As in many Palestinian villages, the people of Bil’in resist the occupation, and the theft of their food-growing land by ever-expanding settlements. The villagers fight for their lives, sometimes at the price of their lives. Over the years they’ve built a wide solidarity network with Israeli and international activists, but ultimately it is the villagers themselves who have the most to lose. One of their chosen leaders is Abdallah Abu Rahmah.
His house is nestled in a courtyard garden. A tall man with a gentle handshake, he came here today specifically to meet with us, but he can’t stay long. He is on the army’s wanted list, due to charges from 2005 for leading non-violent protests. After we leave, he’ll return with his young daughters Layan (five) and Luma (seven) to a safe house in Ramallah.
He showed us the results of the latest army attack, starting at the gate. “On 16 September my wife heard a sound outside,” he says. “She saw soldiers trying to open the gate (he bangs on it to illustrate), but it was locked. Then six or seven soldiers climbed over and opened it from the inside. Many soldiers came in. They came to the main door of my apartment and started to break it, but my wife came quickly to open it.”
He shows us the bent front door, broken handle, and a battered inner door to a room where placards and banners for the Friday protests are stored. Abdallah tells us, “When the soldiers didn’t find me or any material they wanted, they destroyed many things in this room.”
He leads us outside to another entrance off the courtyard. “This is where my mother lived. When she died on 15 August, we closed this room in mourning, no one is allowed inside. But the soldiers broke the door, and went through everything in that room. Then they went to my brother’s apartment and did the same. Soldiers stayed in my apartment more than one hour, and they gave my wife an invitation for me to meet the Shabak leader. They told her if I didn’t come, they would find me and do the same they did to Bassem.”
Throughout Israel and occupied Palestine, Shabak agents, the secret police, issue many such ‘invitations.’ The Bassem they refer to is Bassem Ibrahim Abu Rahmah, much loved in Bil’in, nearly always in the front line at weekly protests. In April 2009, a soldier shot him from close range with a high-speed bullet-like tear gas projectile. His chest crushed, Bassem died enroute to hospital.
In the garden, Abdallah Abu Rahmah pours us glasses of orange juice. His wife Majida sits beside him, their nine month-old son Laith in her lap. Abdallah was born here thirty-nine years ago, in an old building on this small piece of land.

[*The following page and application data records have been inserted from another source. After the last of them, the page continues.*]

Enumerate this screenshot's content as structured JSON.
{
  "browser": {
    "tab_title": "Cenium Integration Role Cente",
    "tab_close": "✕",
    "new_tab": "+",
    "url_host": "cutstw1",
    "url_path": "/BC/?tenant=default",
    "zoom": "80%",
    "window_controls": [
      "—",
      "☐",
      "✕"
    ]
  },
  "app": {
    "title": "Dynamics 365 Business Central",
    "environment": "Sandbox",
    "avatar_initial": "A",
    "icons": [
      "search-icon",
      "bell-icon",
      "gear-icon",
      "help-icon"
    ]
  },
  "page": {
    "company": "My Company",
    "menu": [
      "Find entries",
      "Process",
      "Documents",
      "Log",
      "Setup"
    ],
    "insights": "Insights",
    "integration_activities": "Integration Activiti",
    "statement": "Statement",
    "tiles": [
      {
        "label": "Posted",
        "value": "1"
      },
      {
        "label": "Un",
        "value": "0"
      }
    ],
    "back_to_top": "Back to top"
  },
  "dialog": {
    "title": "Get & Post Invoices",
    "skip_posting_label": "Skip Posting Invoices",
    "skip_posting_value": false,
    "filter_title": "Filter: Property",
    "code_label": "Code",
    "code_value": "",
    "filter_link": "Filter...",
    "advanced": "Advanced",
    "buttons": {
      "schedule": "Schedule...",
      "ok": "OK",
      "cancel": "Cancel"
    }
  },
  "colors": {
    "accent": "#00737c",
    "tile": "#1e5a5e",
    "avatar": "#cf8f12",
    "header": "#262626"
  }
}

He teaches Arabic full-time at Birzeit high school, and Jerusalem history part-time at al-Quds open university. He also raises chickens in a coop behind Mohammed Khatib’s house.
How did he get involved in the struggle here? “When they started to build the wall here,” he replies, “we knew that all of our agricultural land would disappear behind it, so the village established the popular committee. We read about Ghandi and Nelson Mandela – we want to use the same methods here, but in our own way, for this place.” I ask him what it’s like to be a fugitive. “I feel tired, very tired from doing this,” he replies. “Today I finished school, ate my lunch, and came quickly here to meet with you. After we finish, we will go back to Ramallah. It’s difficult to live this way. Many times I find checkpoints on the roads. Two nights before now, I came to a checkpoint, but lucky for me ten or eleven cars were waiting there, so I could turn and go another way. It was more dangerous, a small road between the olive trees. The soldiers followed, but they did not find me.”
Afternoon is waning, soon Abdallah will have to leave. One of his daughters is already sleeping in the car, another with an uncle in the village. “They don’t want to sleep in this house because they are afraid the soldiers will come in the night. The last time they came, the children woke up to see a large number of soldiers with masks and guns. It’s difficult to go every night to sleep in another house. On Thursday night I decided to stay here, but in the middle of the night my daughters said no, we can’t sleep here, so we drove to Ramallah. We need peace and safety for my family, so I won’t stay here again until they stop following me and trying to arrest me.”
Two months after we talked in Abdallah’s garden, nine Israeli military vehicles surrounded his home, soldiers broke down the door, blindfolded and arrested him. After seven months in prison, he was declared guilty by an Israeli military judge of “organizing illegal marches” and “incitement.” “Incitement” means leading non-violent resistance to an illegal military occupation. The court sentenced Abdallah Abu Rahmah to a further one year in prison. He joins the 10 – 11,000 Palestinian political prisoners currently held in Israeli jails.
Before he went to prison, I asked Abdallah: Given the constant violence that Palestinians have to endure from the occupiers, how do he and his fellow villagers maintain such a consistently high level of non-violence in their protests?